Instead of burying a body six feet under the daisies, mourners can now get a diamond made from the dearly beloved's ashes for HK$150,000, and sport it on a finger.
Diamonds made from ashes, gold-coated coffins and biodegradable urns that can serve as plant fertiliser - these were among the more unconventional products being showcased at the Asia Funeral Expo.
The three-day expo, which runs until tomorrow at the Convention and Exhibition Centre, is the first of its kind in the city.
'We extract carbon from the ashes to make diamonds,' said Gene Chua, an exhibitor with Swiss company Algordanza. For a fee of HK$150,000, a one-carat diamond can be produced from 500 grams of ashes. Known as a 'human jewel', the diamond is made by using high temperatures and pressure. The resulting rough stone is then cut into any of various shapes to suit the customer's taste; the entire production process takes one year.
Another unusual funeral service is a 'tree burial', in which a biodegradable urn containing ashes is buried under a tree tagged with the dead person's name, Jay Li Chi-wai of Eco Urn Asia said.

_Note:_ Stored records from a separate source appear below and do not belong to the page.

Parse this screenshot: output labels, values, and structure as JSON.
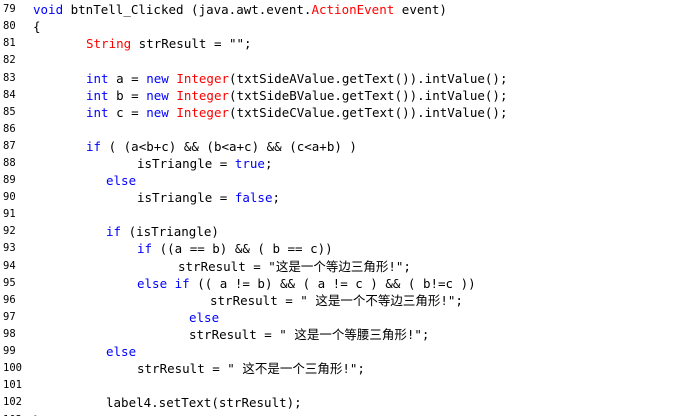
{
  "colors": {
    "keyword": "#0000ff",
    "type": "#ff0000",
    "plain": "#000000",
    "background": "#ffffff"
  },
  "lines": [
    {
      "num": "79",
      "indent": 0,
      "tokens": [
        {
          "t": "kw",
          "v": "void"
        },
        {
          "t": "pl",
          "v": " btnTell_Clicked (java.awt.event."
        },
        {
          "t": "ty",
          "v": "ActionEvent"
        },
        {
          "t": "pl",
          "v": " event)"
        }
      ]
    },
    {
      "num": "80",
      "indent": 0,
      "tokens": [
        {
          "t": "pl",
          "v": "{"
        }
      ]
    },
    {
      "num": "81",
      "indent": 1,
      "tokens": [
        {
          "t": "ty",
          "v": "String"
        },
        {
          "t": "pl",
          "v": " strResult = \"\";"
        }
      ]
    },
    {
      "num": "82",
      "indent": 0,
      "tokens": []
    },
    {
      "num": "83",
      "indent": 1,
      "tokens": [
        {
          "t": "kw",
          "v": "int"
        },
        {
          "t": "pl",
          "v": " a = "
        },
        {
          "t": "kw",
          "v": "new"
        },
        {
          "t": "pl",
          "v": " "
        },
        {
          "t": "ty",
          "v": "Integer"
        },
        {
          "t": "pl",
          "v": "(txtSideAValue.getText()).intValue();"
        }
      ]
    },
    {
      "num": "84",
      "indent": 1,
      "tokens": [
        {
          "t": "kw",
          "v": "int"
        },
        {
          "t": "pl",
          "v": " b = "
        },
        {
          "t": "kw",
          "v": "new"
        },
        {
          "t": "pl",
          "v": " "
        },
        {
          "t": "ty",
          "v": "Integer"
        },
        {
          "t": "pl",
          "v": "(txtSideBValue.getText()).intValue();"
        }
      ]
    },
    {
      "num": "85",
      "indent": 1,
      "tokens": [
        {
          "t": "kw",
          "v": "int"
        },
        {
          "t": "pl",
          "v": " c = "
        },
        {
          "t": "kw",
          "v": "new"
        },
        {
          "t": "pl",
          "v": " "
        },
        {
          "t": "ty",
          "v": "Integer"
        },
        {
          "t": "pl",
          "v": "(txtSideCValue.getText()).intValue();"
        }
      ]
    },
    {
      "num": "86",
      "indent": 0,
      "tokens": []
    },
    {
      "num": "87",
      "indent": 1,
      "tokens": [
        {
          "t": "kw",
          "v": "if"
        },
        {
          "t": "pl",
          "v": " ( (a<b+c) && (b<a+c) && (c<a+b) )"
        }
      ]
    },
    {
      "num": "88",
      "indent": 2,
      "tokens": [
        {
          "t": "pl",
          "v": "isTriangle = "
        },
        {
          "t": "kw",
          "v": "true"
        },
        {
          "t": "pl",
          "v": ";"
        }
      ]
    },
    {
      "num": "89",
      "indent": 3,
      "tokens": [
        {
          "t": "kw",
          "v": "else"
        }
      ]
    },
    {
      "num": "90",
      "indent": 2,
      "tokens": [
        {
          "t": "pl",
          "v": "isTriangle = "
        },
        {
          "t": "kw",
          "v": "false"
        },
        {
          "t": "pl",
          "v": ";"
        }
      ]
    },
    {
      "num": "91",
      "indent": 0,
      "tokens": []
    },
    {
      "num": "92",
      "indent": 3,
      "tokens": [
        {
          "t": "kw",
          "v": "if"
        },
        {
          "t": "pl",
          "v": " (isTriangle)"
        }
      ]
    },
    {
      "num": "93",
      "indent": 2,
      "tokens": [
        {
          "t": "kw",
          "v": "if"
        },
        {
          "t": "pl",
          "v": " ((a == b) && ( b == c))"
        }
      ]
    },
    {
      "num": "94",
      "indent": 4,
      "tokens": [
        {
          "t": "pl",
          "v": "strResult = \"这是一个等边三角形!\";"
        }
      ]
    },
    {
      "num": "95",
      "indent": 5,
      "tokens": [
        {
          "t": "kw",
          "v": "else if"
        },
        {
          "t": "pl",
          "v": " (( a != b) && ( a != c ) && ( b!=c ))"
        }
      ]
    },
    {
      "num": "96",
      "indent": 6,
      "tokens": [
        {
          "t": "pl",
          "v": "strResult = \" 这是一个不等边三角形!\";"
        }
      ]
    },
    {
      "num": "97",
      "indent": 7,
      "tokens": [
        {
          "t": "kw",
          "v": "else"
        }
      ]
    },
    {
      "num": "98",
      "indent": 7,
      "tokens": [
        {
          "t": "pl",
          "v": "strResult = \" 这是一个等腰三角形!\";"
        }
      ]
    },
    {
      "num": "99",
      "indent": 3,
      "tokens": [
        {
          "t": "kw",
          "v": "else"
        }
      ]
    },
    {
      "num": "100",
      "indent": 2,
      "tokens": [
        {
          "t": "pl",
          "v": "strResult = \" 这不是一个三角形!\";"
        }
      ]
    },
    {
      "num": "101",
      "indent": 0,
      "tokens": []
    },
    {
      "num": "102",
      "indent": 3,
      "tokens": [
        {
          "t": "pl",
          "v": "label4.setText(strResult);"
        }
      ]
    },
    {
      "num": "103",
      "indent": 0,
      "tokens": [
        {
          "t": "pl",
          "v": "}"
        }
      ]
    }
  ]
}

Environmentally friendly funeral products are becoming popular. Paper and willow coffins - which are cheaper and lighter than the traditional wood - are gaining a share of the market.
Allen Chu, manager of Lunen Handicraft, said coffins made of willow, bamboo and grass released fewer harmful chemicals when burned. However, the Chinese had yet to accept such woven coffins because they believe 'a coffin should be sealed to show dignity to the deceased', he said.
A total of 150 exhibitors took part in the show, 70 per cent more than a year ago when it was held in Macau.Topics: Environmental Issue Funeral Human Interest